§ Task material
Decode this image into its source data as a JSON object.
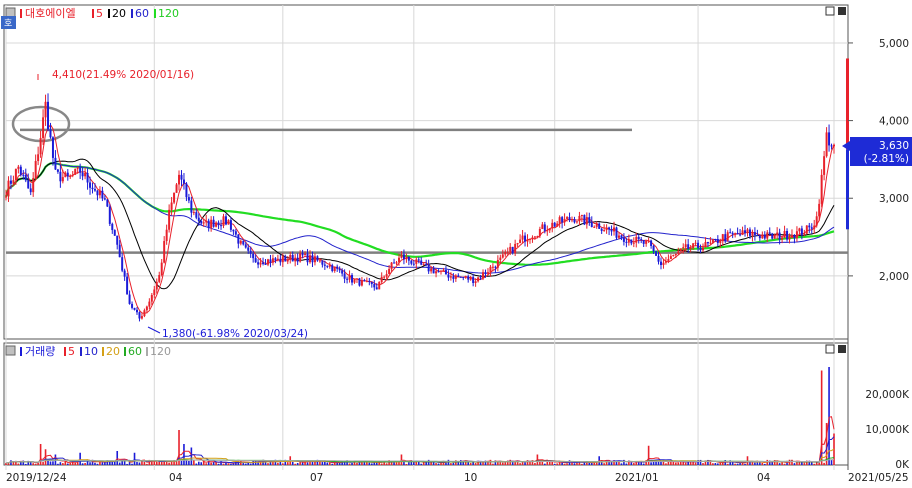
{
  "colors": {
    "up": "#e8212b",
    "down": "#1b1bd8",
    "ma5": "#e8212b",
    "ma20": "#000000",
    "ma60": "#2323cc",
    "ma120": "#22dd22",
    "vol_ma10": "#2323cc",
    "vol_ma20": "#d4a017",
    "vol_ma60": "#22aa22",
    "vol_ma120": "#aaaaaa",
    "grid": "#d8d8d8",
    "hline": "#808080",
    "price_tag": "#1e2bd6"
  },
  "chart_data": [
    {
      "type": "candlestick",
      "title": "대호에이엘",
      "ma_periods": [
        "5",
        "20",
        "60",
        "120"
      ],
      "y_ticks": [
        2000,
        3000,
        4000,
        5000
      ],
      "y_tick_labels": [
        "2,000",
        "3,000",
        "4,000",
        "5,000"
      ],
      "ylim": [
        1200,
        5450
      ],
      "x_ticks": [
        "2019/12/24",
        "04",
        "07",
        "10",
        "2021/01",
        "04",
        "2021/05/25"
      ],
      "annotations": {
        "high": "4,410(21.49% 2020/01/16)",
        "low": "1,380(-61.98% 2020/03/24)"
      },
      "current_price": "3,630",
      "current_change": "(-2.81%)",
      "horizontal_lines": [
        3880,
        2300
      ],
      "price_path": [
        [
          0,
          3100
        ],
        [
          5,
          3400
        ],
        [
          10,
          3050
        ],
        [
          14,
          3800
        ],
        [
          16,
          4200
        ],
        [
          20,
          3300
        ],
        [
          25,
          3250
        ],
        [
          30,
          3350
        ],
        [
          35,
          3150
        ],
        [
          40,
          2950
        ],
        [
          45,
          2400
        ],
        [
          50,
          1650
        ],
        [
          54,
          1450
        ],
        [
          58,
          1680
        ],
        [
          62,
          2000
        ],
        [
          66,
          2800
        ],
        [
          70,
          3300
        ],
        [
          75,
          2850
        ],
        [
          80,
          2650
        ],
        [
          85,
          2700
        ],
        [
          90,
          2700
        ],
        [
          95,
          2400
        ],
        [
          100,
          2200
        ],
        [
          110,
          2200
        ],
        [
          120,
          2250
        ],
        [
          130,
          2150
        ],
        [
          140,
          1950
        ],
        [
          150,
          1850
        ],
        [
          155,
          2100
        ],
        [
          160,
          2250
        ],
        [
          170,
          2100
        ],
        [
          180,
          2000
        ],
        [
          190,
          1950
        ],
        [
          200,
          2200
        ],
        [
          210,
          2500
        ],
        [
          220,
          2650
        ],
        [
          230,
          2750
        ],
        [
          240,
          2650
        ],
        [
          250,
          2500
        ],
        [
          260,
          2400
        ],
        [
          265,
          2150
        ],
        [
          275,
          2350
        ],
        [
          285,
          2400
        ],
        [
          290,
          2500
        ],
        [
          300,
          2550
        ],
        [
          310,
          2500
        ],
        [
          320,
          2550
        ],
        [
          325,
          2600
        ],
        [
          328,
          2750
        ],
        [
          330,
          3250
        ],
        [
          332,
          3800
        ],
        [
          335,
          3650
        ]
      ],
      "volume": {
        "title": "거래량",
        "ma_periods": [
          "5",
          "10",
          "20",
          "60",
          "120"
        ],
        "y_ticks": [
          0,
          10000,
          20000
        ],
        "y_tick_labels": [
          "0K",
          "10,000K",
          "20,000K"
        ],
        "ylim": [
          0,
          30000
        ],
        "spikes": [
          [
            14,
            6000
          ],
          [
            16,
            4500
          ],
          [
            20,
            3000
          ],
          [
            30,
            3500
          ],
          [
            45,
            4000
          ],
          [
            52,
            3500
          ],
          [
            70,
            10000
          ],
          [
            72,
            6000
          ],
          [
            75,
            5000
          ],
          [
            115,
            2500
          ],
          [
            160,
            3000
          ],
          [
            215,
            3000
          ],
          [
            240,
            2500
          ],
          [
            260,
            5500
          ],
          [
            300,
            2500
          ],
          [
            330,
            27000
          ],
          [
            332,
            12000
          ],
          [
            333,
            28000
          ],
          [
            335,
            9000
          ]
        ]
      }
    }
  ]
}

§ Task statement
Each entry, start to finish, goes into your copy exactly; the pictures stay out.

§ Answer for this exercise
Decode this image into its source data as a JSON object.
{
  "colors": {
    "up": "#e8212b",
    "down": "#1b1bd8",
    "ma5": "#e8212b",
    "ma20": "#000000",
    "ma60": "#2323cc",
    "ma120": "#22dd22",
    "vol_ma10": "#2323cc",
    "vol_ma20": "#d4a017",
    "vol_ma60": "#22aa22",
    "vol_ma120": "#aaaaaa",
    "grid": "#d8d8d8",
    "hline": "#808080",
    "price_tag": "#1e2bd6"
  },
  "chart_data": [
    {
      "type": "candlestick",
      "title": "대호에이엘",
      "ma_periods": [
        "5",
        "20",
        "60",
        "120"
      ],
      "y_ticks": [
        2000,
        3000,
        4000,
        5000
      ],
      "y_tick_labels": [
        "2,000",
        "3,000",
        "4,000",
        "5,000"
      ],
      "ylim": [
        1200,
        5450
      ],
      "x_ticks": [
        "2019/12/24",
        "04",
        "07",
        "10",
        "2021/01",
        "04",
        "2021/05/25"
      ],
      "annotations": {
        "high": "4,410(21.49% 2020/01/16)",
        "low": "1,380(-61.98% 2020/03/24)"
      },
      "current_price": "3,630",
      "current_change": "(-2.81%)",
      "horizontal_lines": [
        3880,
        2300
      ],
      "price_path": [
        [
          0,
          3100
        ],
        [
          5,
          3400
        ],
        [
          10,
          3050
        ],
        [
          14,
          3800
        ],
        [
          16,
          4200
        ],
        [
          20,
          3300
        ],
        [
          25,
          3250
        ],
        [
          30,
          3350
        ],
        [
          35,
          3150
        ],
        [
          40,
          2950
        ],
        [
          45,
          2400
        ],
        [
          50,
          1650
        ],
        [
          54,
          1450
        ],
        [
          58,
          1680
        ],
        [
          62,
          2000
        ],
        [
          66,
          2800
        ],
        [
          70,
          3300
        ],
        [
          75,
          2850
        ],
        [
          80,
          2650
        ],
        [
          85,
          2700
        ],
        [
          90,
          2700
        ],
        [
          95,
          2400
        ],
        [
          100,
          2200
        ],
        [
          110,
          2200
        ],
        [
          120,
          2250
        ],
        [
          130,
          2150
        ],
        [
          140,
          1950
        ],
        [
          150,
          1850
        ],
        [
          155,
          2100
        ],
        [
          160,
          2250
        ],
        [
          170,
          2100
        ],
        [
          180,
          2000
        ],
        [
          190,
          1950
        ],
        [
          200,
          2200
        ],
        [
          210,
          2500
        ],
        [
          220,
          2650
        ],
        [
          230,
          2750
        ],
        [
          240,
          2650
        ],
        [
          250,
          2500
        ],
        [
          260,
          2400
        ],
        [
          265,
          2150
        ],
        [
          275,
          2350
        ],
        [
          285,
          2400
        ],
        [
          290,
          2500
        ],
        [
          300,
          2550
        ],
        [
          310,
          2500
        ],
        [
          320,
          2550
        ],
        [
          325,
          2600
        ],
        [
          328,
          2750
        ],
        [
          330,
          3250
        ],
        [
          332,
          3800
        ],
        [
          335,
          3650
        ]
      ],
      "volume": {
        "title": "거래량",
        "ma_periods": [
          "5",
          "10",
          "20",
          "60",
          "120"
        ],
        "y_ticks": [
          0,
          10000,
          20000
        ],
        "y_tick_labels": [
          "0K",
          "10,000K",
          "20,000K"
        ],
        "ylim": [
          0,
          30000
        ],
        "spikes": [
          [
            14,
            6000
          ],
          [
            16,
            4500
          ],
          [
            20,
            3000
          ],
          [
            30,
            3500
          ],
          [
            45,
            4000
          ],
          [
            52,
            3500
          ],
          [
            70,
            10000
          ],
          [
            72,
            6000
          ],
          [
            75,
            5000
          ],
          [
            115,
            2500
          ],
          [
            160,
            3000
          ],
          [
            215,
            3000
          ],
          [
            240,
            2500
          ],
          [
            260,
            5500
          ],
          [
            300,
            2500
          ],
          [
            330,
            27000
          ],
          [
            332,
            12000
          ],
          [
            333,
            28000
          ],
          [
            335,
            9000
          ]
        ]
      }
    }
  ]
}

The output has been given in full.